Ventures software engineering interns Maya Holeman and Songyu Wang streamlined the software behind Zipp’s Vuka Fit app.
For triathletes and other serious cyclists, millimeters matter. Getting just the right fit for your bike’s handlebars and other components makes a big difference in speed, safety and comfort.
Zipp, an Indianapolis-based company that specializes in making high-performance carbon fiber bicycle parts, understands the importance of precision measurements. That’s why the company asked Ventures to redesign the software for its Vuka Fit app, which tells cyclists the optimal settings for their Vuka-brand handlebars and armrest pads (known as aero bars).
After entering their personal measurements and other data into Vuka Fit, cyclists immediately receive the optimal settings for their components—down to the millimeter. In this way, the app makes potentially complicated, time-consuming and costly processes quick and easy.
“Having the exact fit is very important to Zipp’s customers,” says Sandor Pethes, the Ventures project manager who oversaw the work done by Rose-Hulman interns Maya Holeman and Songyu Wang. In just a few weeks, the students streamlined the software of an earlier version of the app, which used two different sets of code depending on whether the app was being used on an iPhone or something else. Now a single code is sufficient for all devices, Pethes says.
After several years of use, “Vuka Fit was ready for a facelift,” says Ben Waite, a design engineer for Zipp and a 2004 Rose-Hulman graduate. A triathlete, Waite often uses the Vuka Fit app for his own competitive cycling.
“I can’t compliment the Ventures team enough,” he says.
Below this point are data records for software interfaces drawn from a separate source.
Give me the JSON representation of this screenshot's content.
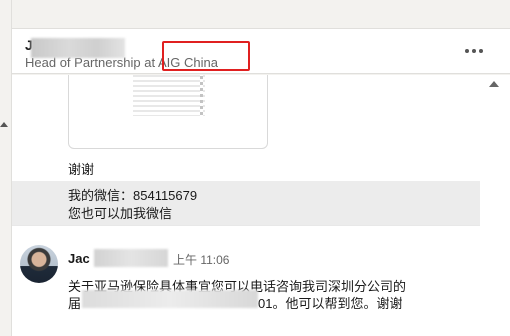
{
  "header": {
    "contact_name": "Jac",
    "contact_headline": "Head of Partnership at AIG China",
    "more_icon": "more-horizontal-icon"
  },
  "messages": {
    "thanks": "谢谢",
    "wechat_line1": "我的微信：854115679",
    "wechat_line2": "您也可以加我微信",
    "sender_name": "Jac",
    "time": "上午 11:06",
    "body_line1": "关于亚马逊保险具体事宜您可以电话咨询我司深圳分公司的",
    "body_line2_start": "届",
    "body_line2_end": "01。他可以帮到您。谢谢"
  },
  "colors": {
    "highlight": "#e02020",
    "page_bg": "#f3f2ef",
    "panel_bg": "#ffffff",
    "selected_bg": "#ececec"
  }
}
Zipp was founded in 1988 in Speedway, Indiana. The company was acquired by global bike parts maker SRAM in 2008.